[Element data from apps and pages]
____________________
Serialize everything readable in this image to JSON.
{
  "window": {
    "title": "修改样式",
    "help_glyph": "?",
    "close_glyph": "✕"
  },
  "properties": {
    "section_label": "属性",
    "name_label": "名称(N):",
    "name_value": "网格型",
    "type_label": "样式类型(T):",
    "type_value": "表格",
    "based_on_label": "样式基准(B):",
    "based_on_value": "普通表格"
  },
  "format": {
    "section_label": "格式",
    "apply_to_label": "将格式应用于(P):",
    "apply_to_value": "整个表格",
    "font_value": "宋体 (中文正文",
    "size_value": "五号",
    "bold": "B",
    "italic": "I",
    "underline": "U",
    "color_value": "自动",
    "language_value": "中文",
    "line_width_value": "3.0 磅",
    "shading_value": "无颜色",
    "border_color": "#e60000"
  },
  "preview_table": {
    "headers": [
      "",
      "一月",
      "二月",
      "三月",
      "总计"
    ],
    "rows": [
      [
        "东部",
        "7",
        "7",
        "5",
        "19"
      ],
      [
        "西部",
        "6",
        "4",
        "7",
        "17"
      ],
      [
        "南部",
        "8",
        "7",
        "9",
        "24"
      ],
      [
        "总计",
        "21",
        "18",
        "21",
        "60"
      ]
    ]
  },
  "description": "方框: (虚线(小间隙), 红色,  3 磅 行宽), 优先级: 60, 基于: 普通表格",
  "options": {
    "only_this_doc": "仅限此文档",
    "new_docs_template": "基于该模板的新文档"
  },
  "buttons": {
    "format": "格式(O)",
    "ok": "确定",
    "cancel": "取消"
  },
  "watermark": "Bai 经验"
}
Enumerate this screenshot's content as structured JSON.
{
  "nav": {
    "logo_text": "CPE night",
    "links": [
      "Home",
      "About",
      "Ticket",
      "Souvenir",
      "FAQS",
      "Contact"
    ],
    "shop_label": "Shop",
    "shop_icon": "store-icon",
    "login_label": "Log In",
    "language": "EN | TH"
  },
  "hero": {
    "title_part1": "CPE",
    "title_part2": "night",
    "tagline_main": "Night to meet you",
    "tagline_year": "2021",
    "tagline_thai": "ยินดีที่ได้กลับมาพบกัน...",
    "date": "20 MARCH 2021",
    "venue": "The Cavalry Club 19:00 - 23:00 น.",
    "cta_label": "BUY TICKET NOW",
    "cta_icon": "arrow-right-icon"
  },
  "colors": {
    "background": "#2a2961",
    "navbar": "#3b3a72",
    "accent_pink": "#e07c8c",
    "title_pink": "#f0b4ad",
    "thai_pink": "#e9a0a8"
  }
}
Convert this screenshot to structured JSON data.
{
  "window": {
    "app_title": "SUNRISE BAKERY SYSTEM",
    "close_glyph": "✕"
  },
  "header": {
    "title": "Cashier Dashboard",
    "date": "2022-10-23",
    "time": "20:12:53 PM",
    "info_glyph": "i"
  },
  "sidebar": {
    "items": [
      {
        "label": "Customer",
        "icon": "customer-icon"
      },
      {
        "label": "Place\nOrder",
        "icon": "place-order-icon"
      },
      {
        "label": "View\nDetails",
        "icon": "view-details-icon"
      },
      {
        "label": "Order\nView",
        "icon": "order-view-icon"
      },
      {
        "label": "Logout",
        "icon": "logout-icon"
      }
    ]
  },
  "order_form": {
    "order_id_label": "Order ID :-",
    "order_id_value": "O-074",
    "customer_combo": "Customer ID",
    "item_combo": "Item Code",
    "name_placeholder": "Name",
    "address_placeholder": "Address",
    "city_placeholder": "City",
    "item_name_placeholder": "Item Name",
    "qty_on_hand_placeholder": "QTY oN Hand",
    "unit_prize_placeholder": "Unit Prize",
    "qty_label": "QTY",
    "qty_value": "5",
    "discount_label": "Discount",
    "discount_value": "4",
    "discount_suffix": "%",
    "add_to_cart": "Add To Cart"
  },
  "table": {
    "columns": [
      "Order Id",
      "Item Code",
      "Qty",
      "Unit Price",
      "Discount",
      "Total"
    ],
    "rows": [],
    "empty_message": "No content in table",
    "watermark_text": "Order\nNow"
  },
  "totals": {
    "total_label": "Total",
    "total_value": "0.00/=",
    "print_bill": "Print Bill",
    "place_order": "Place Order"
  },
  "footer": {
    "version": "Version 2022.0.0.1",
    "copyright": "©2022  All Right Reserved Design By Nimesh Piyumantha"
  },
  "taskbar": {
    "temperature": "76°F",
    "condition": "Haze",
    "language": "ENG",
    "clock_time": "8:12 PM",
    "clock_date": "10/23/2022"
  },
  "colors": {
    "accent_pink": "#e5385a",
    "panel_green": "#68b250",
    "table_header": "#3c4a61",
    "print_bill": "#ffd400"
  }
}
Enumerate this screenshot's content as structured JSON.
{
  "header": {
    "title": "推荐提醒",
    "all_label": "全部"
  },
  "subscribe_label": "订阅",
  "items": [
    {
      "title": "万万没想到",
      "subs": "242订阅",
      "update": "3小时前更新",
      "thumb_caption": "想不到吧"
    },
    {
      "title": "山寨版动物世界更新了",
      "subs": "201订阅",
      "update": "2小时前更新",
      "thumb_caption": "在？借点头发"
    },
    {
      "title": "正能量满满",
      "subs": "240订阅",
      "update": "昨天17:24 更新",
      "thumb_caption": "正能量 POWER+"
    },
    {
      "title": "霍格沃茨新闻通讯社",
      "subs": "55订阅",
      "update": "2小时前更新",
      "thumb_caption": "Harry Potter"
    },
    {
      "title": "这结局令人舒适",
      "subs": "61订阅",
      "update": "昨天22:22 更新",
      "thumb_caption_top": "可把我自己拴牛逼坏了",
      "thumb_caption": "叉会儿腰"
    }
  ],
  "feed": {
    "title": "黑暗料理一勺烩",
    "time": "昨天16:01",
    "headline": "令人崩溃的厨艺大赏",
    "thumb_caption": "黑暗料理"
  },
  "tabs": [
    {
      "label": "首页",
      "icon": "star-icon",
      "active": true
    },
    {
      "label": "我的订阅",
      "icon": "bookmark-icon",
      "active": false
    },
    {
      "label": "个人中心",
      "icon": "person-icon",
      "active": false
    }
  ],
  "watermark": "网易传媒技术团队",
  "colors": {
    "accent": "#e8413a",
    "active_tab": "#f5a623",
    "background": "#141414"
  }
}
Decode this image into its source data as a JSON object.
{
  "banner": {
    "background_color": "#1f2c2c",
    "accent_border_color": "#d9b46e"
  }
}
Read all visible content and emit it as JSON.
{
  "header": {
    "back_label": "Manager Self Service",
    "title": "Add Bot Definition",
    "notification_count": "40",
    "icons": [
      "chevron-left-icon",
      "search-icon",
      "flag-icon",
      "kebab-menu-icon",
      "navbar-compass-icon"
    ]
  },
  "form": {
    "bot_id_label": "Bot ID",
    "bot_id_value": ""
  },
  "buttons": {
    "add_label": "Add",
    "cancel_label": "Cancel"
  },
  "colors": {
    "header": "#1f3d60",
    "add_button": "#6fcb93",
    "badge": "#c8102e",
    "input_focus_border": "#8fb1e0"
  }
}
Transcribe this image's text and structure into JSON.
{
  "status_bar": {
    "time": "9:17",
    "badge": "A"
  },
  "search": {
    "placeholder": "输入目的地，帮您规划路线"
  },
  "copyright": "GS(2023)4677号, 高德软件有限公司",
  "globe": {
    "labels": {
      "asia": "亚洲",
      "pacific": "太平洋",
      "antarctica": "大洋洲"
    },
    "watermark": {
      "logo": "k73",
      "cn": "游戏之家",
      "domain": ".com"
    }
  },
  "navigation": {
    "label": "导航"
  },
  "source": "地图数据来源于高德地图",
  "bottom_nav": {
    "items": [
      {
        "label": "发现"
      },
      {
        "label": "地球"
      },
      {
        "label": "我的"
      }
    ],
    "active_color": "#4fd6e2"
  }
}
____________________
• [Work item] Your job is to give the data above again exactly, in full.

• [Result of this exercise]
Serialize everything readable in this image to JSON.
{
  "window": {
    "title": "修改样式",
    "help_glyph": "?",
    "close_glyph": "✕"
  },
  "properties": {
    "section_label": "属性",
    "name_label": "名称(N):",
    "name_value": "网格型",
    "type_label": "样式类型(T):",
    "type_value": "表格",
    "based_on_label": "样式基准(B):",
    "based_on_value": "普通表格"
  },
  "format": {
    "section_label": "格式",
    "apply_to_label": "将格式应用于(P):",
    "apply_to_value": "整个表格",
    "font_value": "宋体 (中文正文",
    "size_value": "五号",
    "bold": "B",
    "italic": "I",
    "underline": "U",
    "color_value": "自动",
    "language_value": "中文",
    "line_width_value": "3.0 磅",
    "shading_value": "无颜色",
    "border_color": "#e60000"
  },
  "preview_table": {
    "headers": [
      "",
      "一月",
      "二月",
      "三月",
      "总计"
    ],
    "rows": [
      [
        "东部",
        "7",
        "7",
        "5",
        "19"
      ],
      [
        "西部",
        "6",
        "4",
        "7",
        "17"
      ],
      [
        "南部",
        "8",
        "7",
        "9",
        "24"
      ],
      [
        "总计",
        "21",
        "18",
        "21",
        "60"
      ]
    ]
  },
  "description": "方框: (虚线(小间隙), 红色,  3 磅 行宽), 优先级: 60, 基于: 普通表格",
  "options": {
    "only_this_doc": "仅限此文档",
    "new_docs_template": "基于该模板的新文档"
  },
  "buttons": {
    "format": "格式(O)",
    "ok": "确定",
    "cancel": "取消"
  },
  "watermark": "Bai 经验"
}
Enumerate this screenshot's content as structured JSON.
{
  "nav": {
    "logo_text": "CPE night",
    "links": [
      "Home",
      "About",
      "Ticket",
      "Souvenir",
      "FAQS",
      "Contact"
    ],
    "shop_label": "Shop",
    "shop_icon": "store-icon",
    "login_label": "Log In",
    "language": "EN | TH"
  },
  "hero": {
    "title_part1": "CPE",
    "title_part2": "night",
    "tagline_main": "Night to meet you",
    "tagline_year": "2021",
    "tagline_thai": "ยินดีที่ได้กลับมาพบกัน...",
    "date": "20 MARCH 2021",
    "venue": "The Cavalry Club 19:00 - 23:00 น.",
    "cta_label": "BUY TICKET NOW",
    "cta_icon": "arrow-right-icon"
  },
  "colors": {
    "background": "#2a2961",
    "navbar": "#3b3a72",
    "accent_pink": "#e07c8c",
    "title_pink": "#f0b4ad",
    "thai_pink": "#e9a0a8"
  }
}
Convert this screenshot to structured JSON data.
{
  "window": {
    "app_title": "SUNRISE BAKERY SYSTEM",
    "close_glyph": "✕"
  },
  "header": {
    "title": "Cashier Dashboard",
    "date": "2022-10-23",
    "time": "20:12:53 PM",
    "info_glyph": "i"
  },
  "sidebar": {
    "items": [
      {
        "label": "Customer",
        "icon": "customer-icon"
      },
      {
        "label": "Place\nOrder",
        "icon": "place-order-icon"
      },
      {
        "label": "View\nDetails",
        "icon": "view-details-icon"
      },
      {
        "label": "Order\nView",
        "icon": "order-view-icon"
      },
      {
        "label": "Logout",
        "icon": "logout-icon"
      }
    ]
  },
  "order_form": {
    "order_id_label": "Order ID :-",
    "order_id_value": "O-074",
    "customer_combo": "Customer ID",
    "item_combo": "Item Code",
    "name_placeholder": "Name",
    "address_placeholder": "Address",
    "city_placeholder": "City",
    "item_name_placeholder": "Item Name",
    "qty_on_hand_placeholder": "QTY oN Hand",
    "unit_prize_placeholder": "Unit Prize",
    "qty_label": "QTY",
    "qty_value": "5",
    "discount_label": "Discount",
    "discount_value": "4",
    "discount_suffix": "%",
    "add_to_cart": "Add To Cart"
  },
  "table": {
    "columns": [
      "Order Id",
      "Item Code",
      "Qty",
      "Unit Price",
      "Discount",
      "Total"
    ],
    "rows": [],
    "empty_message": "No content in table",
    "watermark_text": "Order\nNow"
  },
  "totals": {
    "total_label": "Total",
    "total_value": "0.00/=",
    "print_bill": "Print Bill",
    "place_order": "Place Order"
  },
  "footer": {
    "version": "Version 2022.0.0.1",
    "copyright": "©2022  All Right Reserved Design By Nimesh Piyumantha"
  },
  "taskbar": {
    "temperature": "76°F",
    "condition": "Haze",
    "language": "ENG",
    "clock_time": "8:12 PM",
    "clock_date": "10/23/2022"
  },
  "colors": {
    "accent_pink": "#e5385a",
    "panel_green": "#68b250",
    "table_header": "#3c4a61",
    "print_bill": "#ffd400"
  }
}
Enumerate this screenshot's content as structured JSON.
{
  "header": {
    "title": "推荐提醒",
    "all_label": "全部"
  },
  "subscribe_label": "订阅",
  "items": [
    {
      "title": "万万没想到",
      "subs": "242订阅",
      "update": "3小时前更新",
      "thumb_caption": "想不到吧"
    },
    {
      "title": "山寨版动物世界更新了",
      "subs": "201订阅",
      "update": "2小时前更新",
      "thumb_caption": "在？借点头发"
    },
    {
      "title": "正能量满满",
      "subs": "240订阅",
      "update": "昨天17:24 更新",
      "thumb_caption": "正能量 POWER+"
    },
    {
      "title": "霍格沃茨新闻通讯社",
      "subs": "55订阅",
      "update": "2小时前更新",
      "thumb_caption": "Harry Potter"
    },
    {
      "title": "这结局令人舒适",
      "subs": "61订阅",
      "update": "昨天22:22 更新",
      "thumb_caption_top": "可把我自己拴牛逼坏了",
      "thumb_caption": "叉会儿腰"
    }
  ],
  "feed": {
    "title": "黑暗料理一勺烩",
    "time": "昨天16:01",
    "headline": "令人崩溃的厨艺大赏",
    "thumb_caption": "黑暗料理"
  },
  "tabs": [
    {
      "label": "首页",
      "icon": "star-icon",
      "active": true
    },
    {
      "label": "我的订阅",
      "icon": "bookmark-icon",
      "active": false
    },
    {
      "label": "个人中心",
      "icon": "person-icon",
      "active": false
    }
  ],
  "watermark": "网易传媒技术团队",
  "colors": {
    "accent": "#e8413a",
    "active_tab": "#f5a623",
    "background": "#141414"
  }
}
Decode this image into its source data as a JSON object.
{
  "banner": {
    "background_color": "#1f2c2c",
    "accent_border_color": "#d9b46e"
  }
}
Read all visible content and emit it as JSON.
{
  "header": {
    "back_label": "Manager Self Service",
    "title": "Add Bot Definition",
    "notification_count": "40",
    "icons": [
      "chevron-left-icon",
      "search-icon",
      "flag-icon",
      "kebab-menu-icon",
      "navbar-compass-icon"
    ]
  },
  "form": {
    "bot_id_label": "Bot ID",
    "bot_id_value": ""
  },
  "buttons": {
    "add_label": "Add",
    "cancel_label": "Cancel"
  },
  "colors": {
    "header": "#1f3d60",
    "add_button": "#6fcb93",
    "badge": "#c8102e",
    "input_focus_border": "#8fb1e0"
  }
}
Transcribe this image's text and structure into JSON.
{
  "status_bar": {
    "time": "9:17",
    "badge": "A"
  },
  "search": {
    "placeholder": "输入目的地，帮您规划路线"
  },
  "copyright": "GS(2023)4677号, 高德软件有限公司",
  "globe": {
    "labels": {
      "asia": "亚洲",
      "pacific": "太平洋",
      "antarctica": "大洋洲"
    },
    "watermark": {
      "logo": "k73",
      "cn": "游戏之家",
      "domain": ".com"
    }
  },
  "navigation": {
    "label": "导航"
  },
  "source": "地图数据来源于高德地图",
  "bottom_nav": {
    "items": [
      {
        "label": "发现"
      },
      {
        "label": "地球"
      },
      {
        "label": "我的"
      }
    ],
    "active_color": "#4fd6e2"
  }
}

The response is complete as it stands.